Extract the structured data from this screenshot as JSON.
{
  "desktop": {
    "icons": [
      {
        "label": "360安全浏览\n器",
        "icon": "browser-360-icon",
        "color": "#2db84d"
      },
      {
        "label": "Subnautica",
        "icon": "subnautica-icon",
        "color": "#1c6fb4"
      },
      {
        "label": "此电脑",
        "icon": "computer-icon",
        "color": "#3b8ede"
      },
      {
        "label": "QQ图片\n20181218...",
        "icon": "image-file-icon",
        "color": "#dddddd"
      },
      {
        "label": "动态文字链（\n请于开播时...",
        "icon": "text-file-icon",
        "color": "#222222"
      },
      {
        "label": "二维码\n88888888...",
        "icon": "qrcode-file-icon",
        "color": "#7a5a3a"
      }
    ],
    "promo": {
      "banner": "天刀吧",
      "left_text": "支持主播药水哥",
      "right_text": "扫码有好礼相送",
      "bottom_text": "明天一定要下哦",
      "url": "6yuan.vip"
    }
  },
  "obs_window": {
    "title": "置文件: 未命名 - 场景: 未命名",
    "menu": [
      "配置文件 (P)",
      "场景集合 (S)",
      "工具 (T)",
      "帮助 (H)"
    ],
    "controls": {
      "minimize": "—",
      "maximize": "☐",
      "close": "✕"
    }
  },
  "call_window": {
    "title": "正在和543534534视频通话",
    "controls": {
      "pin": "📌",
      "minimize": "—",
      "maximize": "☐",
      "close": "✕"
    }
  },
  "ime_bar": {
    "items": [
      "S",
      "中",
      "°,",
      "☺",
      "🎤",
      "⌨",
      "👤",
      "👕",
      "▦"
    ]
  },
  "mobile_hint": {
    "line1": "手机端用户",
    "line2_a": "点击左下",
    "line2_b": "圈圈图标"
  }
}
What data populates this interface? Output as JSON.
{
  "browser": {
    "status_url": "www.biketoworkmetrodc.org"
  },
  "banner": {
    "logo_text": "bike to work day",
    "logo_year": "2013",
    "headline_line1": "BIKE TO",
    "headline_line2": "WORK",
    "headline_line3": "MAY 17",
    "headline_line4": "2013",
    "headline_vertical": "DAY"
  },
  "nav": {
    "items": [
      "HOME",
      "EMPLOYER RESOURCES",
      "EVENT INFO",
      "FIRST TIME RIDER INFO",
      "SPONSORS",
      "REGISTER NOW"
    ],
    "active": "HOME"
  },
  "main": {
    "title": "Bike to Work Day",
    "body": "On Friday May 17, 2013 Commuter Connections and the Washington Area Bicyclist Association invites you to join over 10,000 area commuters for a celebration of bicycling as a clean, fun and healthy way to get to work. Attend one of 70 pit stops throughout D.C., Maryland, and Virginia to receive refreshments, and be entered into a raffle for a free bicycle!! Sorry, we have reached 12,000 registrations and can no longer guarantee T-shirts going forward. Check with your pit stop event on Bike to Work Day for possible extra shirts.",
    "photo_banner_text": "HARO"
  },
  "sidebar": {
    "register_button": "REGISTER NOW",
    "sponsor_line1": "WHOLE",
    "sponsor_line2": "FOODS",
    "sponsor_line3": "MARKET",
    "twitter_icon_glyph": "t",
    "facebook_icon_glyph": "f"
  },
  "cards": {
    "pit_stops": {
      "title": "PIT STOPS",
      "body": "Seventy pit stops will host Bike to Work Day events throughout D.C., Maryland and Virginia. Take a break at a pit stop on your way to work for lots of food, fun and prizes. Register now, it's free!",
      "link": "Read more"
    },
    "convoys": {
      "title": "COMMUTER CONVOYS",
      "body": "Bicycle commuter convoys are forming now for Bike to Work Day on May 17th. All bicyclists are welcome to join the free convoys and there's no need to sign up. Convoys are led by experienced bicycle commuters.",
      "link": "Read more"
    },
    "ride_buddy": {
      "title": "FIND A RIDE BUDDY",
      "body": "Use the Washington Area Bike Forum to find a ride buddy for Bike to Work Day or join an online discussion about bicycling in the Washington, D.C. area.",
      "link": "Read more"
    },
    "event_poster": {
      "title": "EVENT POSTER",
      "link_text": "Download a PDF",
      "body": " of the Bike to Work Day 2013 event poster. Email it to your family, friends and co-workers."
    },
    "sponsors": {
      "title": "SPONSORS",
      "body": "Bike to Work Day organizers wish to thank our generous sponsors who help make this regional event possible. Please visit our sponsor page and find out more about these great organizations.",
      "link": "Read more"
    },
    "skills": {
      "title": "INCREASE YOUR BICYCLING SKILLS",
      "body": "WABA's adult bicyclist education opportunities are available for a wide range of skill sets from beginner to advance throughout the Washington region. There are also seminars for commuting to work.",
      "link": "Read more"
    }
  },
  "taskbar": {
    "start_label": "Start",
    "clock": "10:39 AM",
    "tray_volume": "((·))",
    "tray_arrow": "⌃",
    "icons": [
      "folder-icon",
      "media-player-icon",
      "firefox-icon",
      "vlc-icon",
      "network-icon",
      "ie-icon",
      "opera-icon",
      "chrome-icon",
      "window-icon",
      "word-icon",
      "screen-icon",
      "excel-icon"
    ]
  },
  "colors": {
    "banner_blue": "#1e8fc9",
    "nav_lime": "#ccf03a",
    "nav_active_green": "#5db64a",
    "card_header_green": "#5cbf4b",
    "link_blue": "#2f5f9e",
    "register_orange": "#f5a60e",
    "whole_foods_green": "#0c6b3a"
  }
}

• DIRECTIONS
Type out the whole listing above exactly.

• RESULT
Extract the structured data from this screenshot as JSON.
{
  "desktop": {
    "icons": [
      {
        "label": "360安全浏览\n器",
        "icon": "browser-360-icon",
        "color": "#2db84d"
      },
      {
        "label": "Subnautica",
        "icon": "subnautica-icon",
        "color": "#1c6fb4"
      },
      {
        "label": "此电脑",
        "icon": "computer-icon",
        "color": "#3b8ede"
      },
      {
        "label": "QQ图片\n20181218...",
        "icon": "image-file-icon",
        "color": "#dddddd"
      },
      {
        "label": "动态文字链（\n请于开播时...",
        "icon": "text-file-icon",
        "color": "#222222"
      },
      {
        "label": "二维码\n88888888...",
        "icon": "qrcode-file-icon",
        "color": "#7a5a3a"
      }
    ],
    "promo": {
      "banner": "天刀吧",
      "left_text": "支持主播药水哥",
      "right_text": "扫码有好礼相送",
      "bottom_text": "明天一定要下哦",
      "url": "6yuan.vip"
    }
  },
  "obs_window": {
    "title": "置文件: 未命名 - 场景: 未命名",
    "menu": [
      "配置文件 (P)",
      "场景集合 (S)",
      "工具 (T)",
      "帮助 (H)"
    ],
    "controls": {
      "minimize": "—",
      "maximize": "☐",
      "close": "✕"
    }
  },
  "call_window": {
    "title": "正在和543534534视频通话",
    "controls": {
      "pin": "📌",
      "minimize": "—",
      "maximize": "☐",
      "close": "✕"
    }
  },
  "ime_bar": {
    "items": [
      "S",
      "中",
      "°,",
      "☺",
      "🎤",
      "⌨",
      "👤",
      "👕",
      "▦"
    ]
  },
  "mobile_hint": {
    "line1": "手机端用户",
    "line2_a": "点击左下",
    "line2_b": "圈圈图标"
  }
}
What data populates this interface? Output as JSON.
{
  "browser": {
    "status_url": "www.biketoworkmetrodc.org"
  },
  "banner": {
    "logo_text": "bike to work day",
    "logo_year": "2013",
    "headline_line1": "BIKE TO",
    "headline_line2": "WORK",
    "headline_line3": "MAY 17",
    "headline_line4": "2013",
    "headline_vertical": "DAY"
  },
  "nav": {
    "items": [
      "HOME",
      "EMPLOYER RESOURCES",
      "EVENT INFO",
      "FIRST TIME RIDER INFO",
      "SPONSORS",
      "REGISTER NOW"
    ],
    "active": "HOME"
  },
  "main": {
    "title": "Bike to Work Day",
    "body": "On Friday May 17, 2013 Commuter Connections and the Washington Area Bicyclist Association invites you to join over 10,000 area commuters for a celebration of bicycling as a clean, fun and healthy way to get to work. Attend one of 70 pit stops throughout D.C., Maryland, and Virginia to receive refreshments, and be entered into a raffle for a free bicycle!! Sorry, we have reached 12,000 registrations and can no longer guarantee T-shirts going forward. Check with your pit stop event on Bike to Work Day for possible extra shirts.",
    "photo_banner_text": "HARO"
  },
  "sidebar": {
    "register_button": "REGISTER NOW",
    "sponsor_line1": "WHOLE",
    "sponsor_line2": "FOODS",
    "sponsor_line3": "MARKET",
    "twitter_icon_glyph": "t",
    "facebook_icon_glyph": "f"
  },
  "cards": {
    "pit_stops": {
      "title": "PIT STOPS",
      "body": "Seventy pit stops will host Bike to Work Day events throughout D.C., Maryland and Virginia. Take a break at a pit stop on your way to work for lots of food, fun and prizes. Register now, it's free!",
      "link": "Read more"
    },
    "convoys": {
      "title": "COMMUTER CONVOYS",
      "body": "Bicycle commuter convoys are forming now for Bike to Work Day on May 17th. All bicyclists are welcome to join the free convoys and there's no need to sign up. Convoys are led by experienced bicycle commuters.",
      "link": "Read more"
    },
    "ride_buddy": {
      "title": "FIND A RIDE BUDDY",
      "body": "Use the Washington Area Bike Forum to find a ride buddy for Bike to Work Day or join an online discussion about bicycling in the Washington, D.C. area.",
      "link": "Read more"
    },
    "event_poster": {
      "title": "EVENT POSTER",
      "link_text": "Download a PDF",
      "body": " of the Bike to Work Day 2013 event poster. Email it to your family, friends and co-workers."
    },
    "sponsors": {
      "title": "SPONSORS",
      "body": "Bike to Work Day organizers wish to thank our generous sponsors who help make this regional event possible. Please visit our sponsor page and find out more about these great organizations.",
      "link": "Read more"
    },
    "skills": {
      "title": "INCREASE YOUR BICYCLING SKILLS",
      "body": "WABA's adult bicyclist education opportunities are available for a wide range of skill sets from beginner to advance throughout the Washington region. There are also seminars for commuting to work.",
      "link": "Read more"
    }
  },
  "taskbar": {
    "start_label": "Start",
    "clock": "10:39 AM",
    "tray_volume": "((·))",
    "tray_arrow": "⌃",
    "icons": [
      "folder-icon",
      "media-player-icon",
      "firefox-icon",
      "vlc-icon",
      "network-icon",
      "ie-icon",
      "opera-icon",
      "chrome-icon",
      "window-icon",
      "word-icon",
      "screen-icon",
      "excel-icon"
    ]
  },
  "colors": {
    "banner_blue": "#1e8fc9",
    "nav_lime": "#ccf03a",
    "nav_active_green": "#5db64a",
    "card_header_green": "#5cbf4b",
    "link_blue": "#2f5f9e",
    "register_orange": "#f5a60e",
    "whole_foods_green": "#0c6b3a"
  }
}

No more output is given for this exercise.